Chancellor Philip Hammond has said his first Autumn Statement “is focused on preparing and supporting the economy as we begin writing a new chapter in our country’s history”.
He announced this afternoon that he has scrapped the Autumn Statement, so this will be the last one. The Budget will now be in the autumn, with a Spring Statement, much to the amusement of MPs in the House of Commons this afternoon.
It’s a move recommended by the IMF, and Mr Hammond said: “This change will allow for greater Parliamentary scrutiny of budget measures ahead of their implementation.”
- Britain will be the fastest growing major economy this year, Mr Hammond said, quoting the IMF. It has “confounded commentators at home and abroad with its strength and resilience” since the Brexit vote.
- Tackling the UK economy’s “long term weaknesses” is more urgent than ever, Mr Hammond said, and he promised to build an “economy for everyone”
- Mr Hammond praised his predecessor George Osborne’s record, and said the UK needs to be “match fit” with a resiliant economy for the challenges of leaving the European Union
- The Office for Budget Responsibility said growth will be 2.1pc in 2016, higher than forecast in March.
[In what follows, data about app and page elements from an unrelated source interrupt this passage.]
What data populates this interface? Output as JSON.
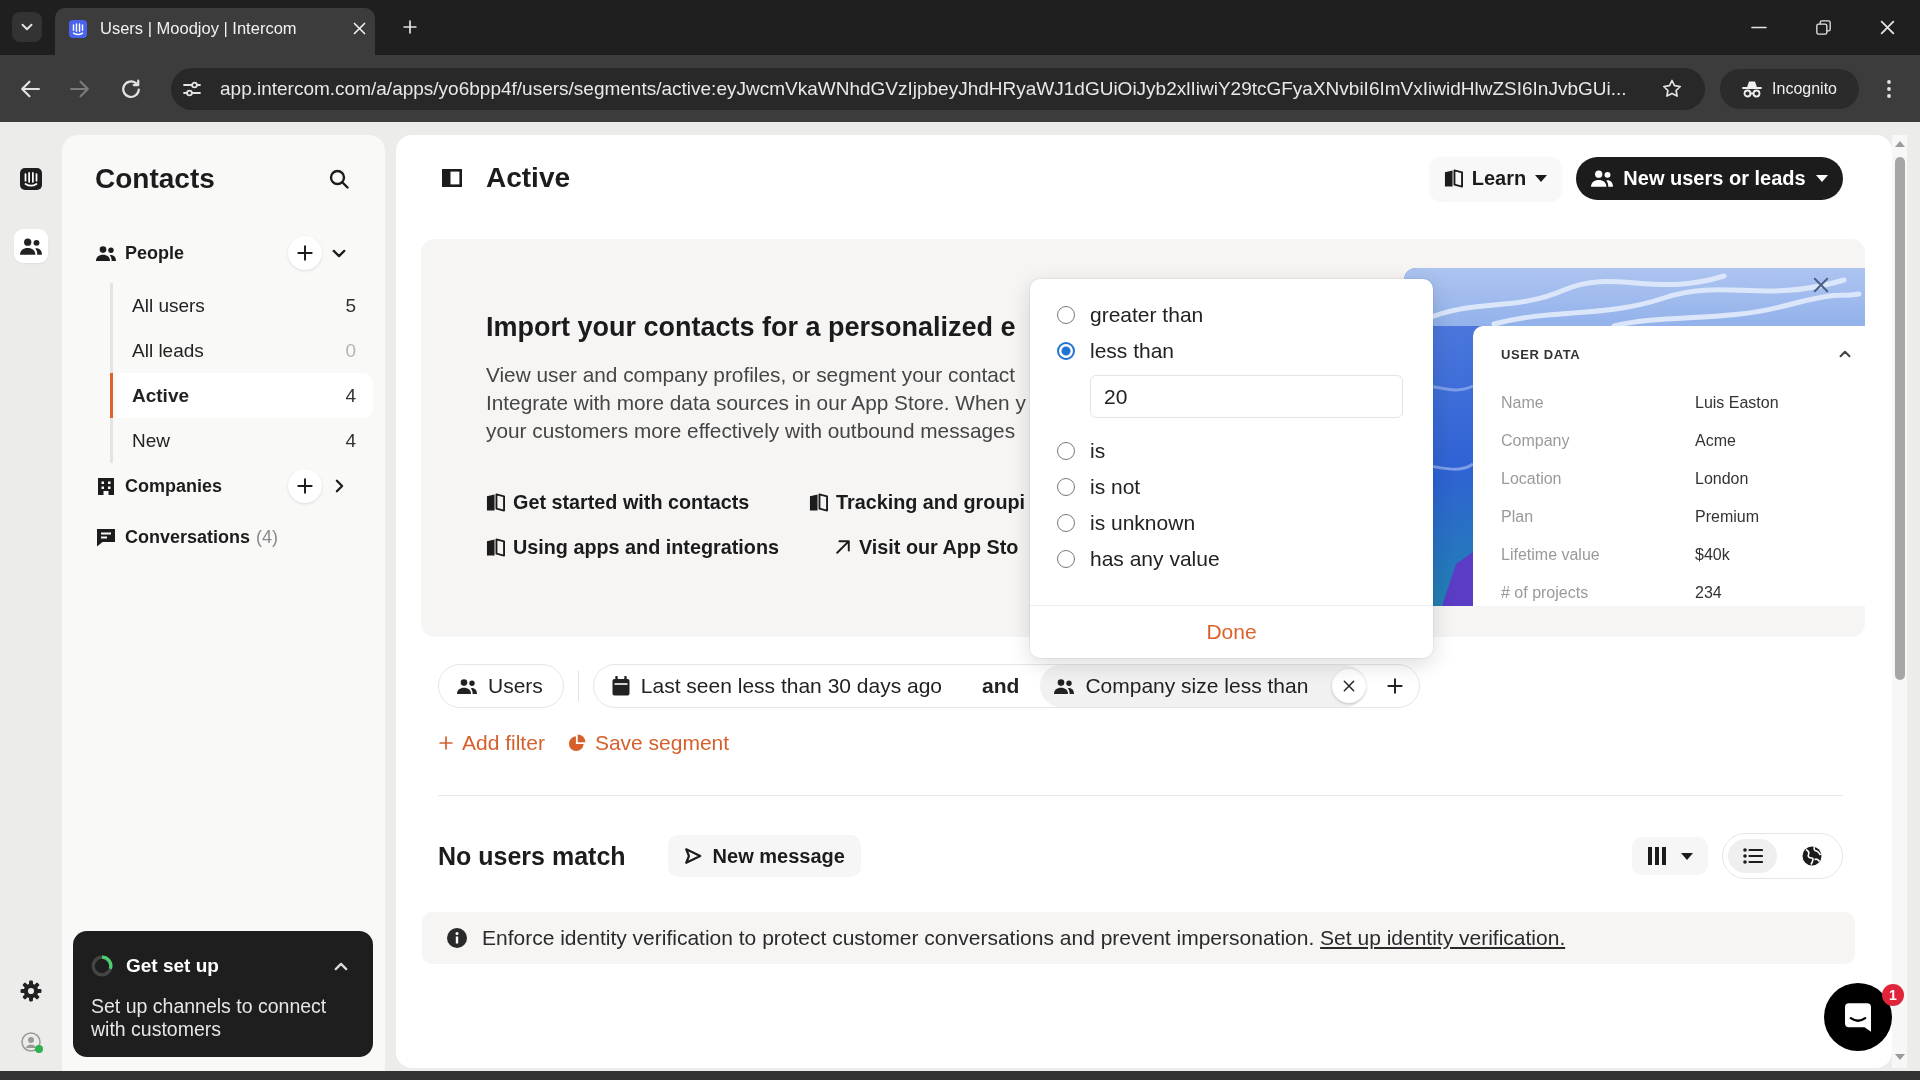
{
  "browser": {
    "tab": {
      "title": "Users | Moodjoy | Intercom"
    },
    "forward_disabled": true,
    "url": "app.intercom.com/a/apps/yo6bpp4f/users/segments/active:eyJwcmVkaWNhdGVzIjpbeyJhdHRyaWJ1dGUiOiJyb2xlIiwiY29tcGFyaXNvbiI6ImVxIiwidHlwZSI6InJvbGUi...",
    "profile": "Incognito"
  },
  "rail": {
    "items": [
      {
        "selected": false
      },
      {
        "selected": true
      }
    ]
  },
  "contacts": {
    "title": "Contacts",
    "sections": [
      {
        "kind": "group",
        "label": "People",
        "expanded": true,
        "items": [
          {
            "label": "All users",
            "count": "5",
            "selected": false,
            "dimmed": false
          },
          {
            "label": "All leads",
            "count": "0",
            "selected": false,
            "dimmed": true
          },
          {
            "label": "Active",
            "count": "4",
            "selected": true,
            "dimmed": false
          },
          {
            "label": "New",
            "count": "4",
            "selected": false,
            "dimmed": false
          }
        ]
      },
      {
        "kind": "group",
        "label": "Companies",
        "expanded": false
      },
      {
        "kind": "link",
        "label": "Conversations",
        "count": "(4)"
      }
    ],
    "setup": {
      "title": "Get set up",
      "text": "Set up channels to connect with customers"
    }
  },
  "main": {
    "title": "Active",
    "learn": "Learn",
    "create": "New users or leads",
    "banner": {
      "heading": "Import your contacts for a personalized e",
      "lines": [
        "View user and company profiles, or segment your contact",
        "Integrate with more data sources in our App Store. When y",
        "your customers more effectively with outbound messages"
      ],
      "links": [
        {
          "kind": "guide",
          "label": "Get started with contacts"
        },
        {
          "kind": "guide",
          "label": "Tracking and groupi"
        },
        {
          "kind": "guide",
          "label": "Using apps and integrations"
        },
        {
          "kind": "external",
          "label": "Visit our App Sto"
        }
      ],
      "user_data": {
        "title": "USER DATA",
        "rows": [
          {
            "label": "Name",
            "value": "Luis Easton"
          },
          {
            "label": "Company",
            "value": "Acme"
          },
          {
            "label": "Location",
            "value": "London"
          },
          {
            "label": "Plan",
            "value": "Premium"
          },
          {
            "label": "Lifetime value",
            "value": "$40k"
          },
          {
            "label": "# of projects",
            "value": "234"
          }
        ]
      }
    },
    "popup": {
      "options": [
        {
          "label": "greater than",
          "selected": false
        },
        {
          "label": "less than",
          "selected": true,
          "value": "20"
        },
        {
          "label": "is",
          "selected": false
        },
        {
          "label": "is not",
          "selected": false
        },
        {
          "label": "is unknown",
          "selected": false
        },
        {
          "label": "has any value",
          "selected": false
        }
      ],
      "done": "Done"
    },
    "filters": {
      "audience": "Users",
      "joiner": "and",
      "conditions": [
        {
          "kind": "date",
          "label": "Last seen less than 30 days ago",
          "selected": false
        },
        {
          "kind": "company",
          "label": "Company size less than",
          "selected": true
        }
      ],
      "add_filter": "Add filter",
      "save_segment": "Save segment"
    },
    "results": {
      "title": "No users match",
      "message_button": "New message",
      "view_modes": [
        {
          "selected": true
        },
        {
          "selected": false
        }
      ]
    },
    "notice": {
      "text": "Enforce identity verification to protect customer conversations and prevent impersonation.",
      "link": "Set up identity verification."
    },
    "messenger": {
      "badge": "1"
    }
  }
}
However, it will slow to 1.4pc in 2017 because of lower investment and weaker consumer demand
- Growth is expected to be 1.7pc in 2018, 2.1pc in 2019 and 2020, and 2pc in 2021
- The OBR said the effect of the UK leaving the European Union will knock 2.4 percentage points from UK growth
- The Government will now no longer seek to deliver a surplus in 2019/20, but Mr Hammond said he remains committed to seeing the UK’s finances return to balance “as soon as practicable” in the next Parliament, “while leaving enough flexibility to support the economy in the near-term”. Mr Osborne had planned it for this Parliamentary term
Borrowing and debt
- Three new fiscal rules in a new draft Charter for Budget Responsibility: public finances should be returned to balance as early as possible in the next Parliament, and, in the interim, cyclically-adjusted borrowing should be below 2pc by the end of this Parliament; public sector net debt as a share of GDP must be falling by the end of this Parliament; welfare spending must be within a cap, set by the government and monitored by the OBR
- OBR forecasts for borrowing: 2016/17: £68.2bn; 2017/18: £59bn; 2018/19: £46.5bn, 2019/20: £21.9bn, 2020/21: £20.7bn, 2021/22: £17.2bn
- Public borrowing will drop from 4pc last year to 3.5pc this year and will continue to fall over Parliament reaching 0.7pc in 2021/22 – the lowest in two decades
- The OBR expects cyclically adjusted public sector net borrowing to be 0.8pc of GDP in 2020/21, against the Government’s target of reducing it to less than 2pc
- The OBR forecasts that debt will rise from 84.2pc of GDP last year to 87.3pc this year, peaking at 90.2pc in 2017/18 before falling to 89.7pc in 2018/19
- Mr Hammond said raising productivity is essential: he will to prioritise “high value investment” to raise productivity, funding in the short term by additional borrowing
- There will be a new national productivity investment fund of £23bn for “innovation and infrastructure” over the next five years, aimed at science and tech research and development
- The goal of home ownership remains out of reach for “too many”, Hammond said. A Housing White Paper will be published “in due course” which will address some of the problems in the market
- £2.3bn housing infrastructure fund to open up sites for up to 100,000 homes
- £1.4bn for 40,000 affordable homes, as well as a relaxation of restrictions on Government grants to help building
- Right-to-buy pilot for housing association tenants
- The Government will double capital spending on housing in real terms over the course of the Parliament, Mr Hammond said
- Fees for tenants in rented accommodation will be banned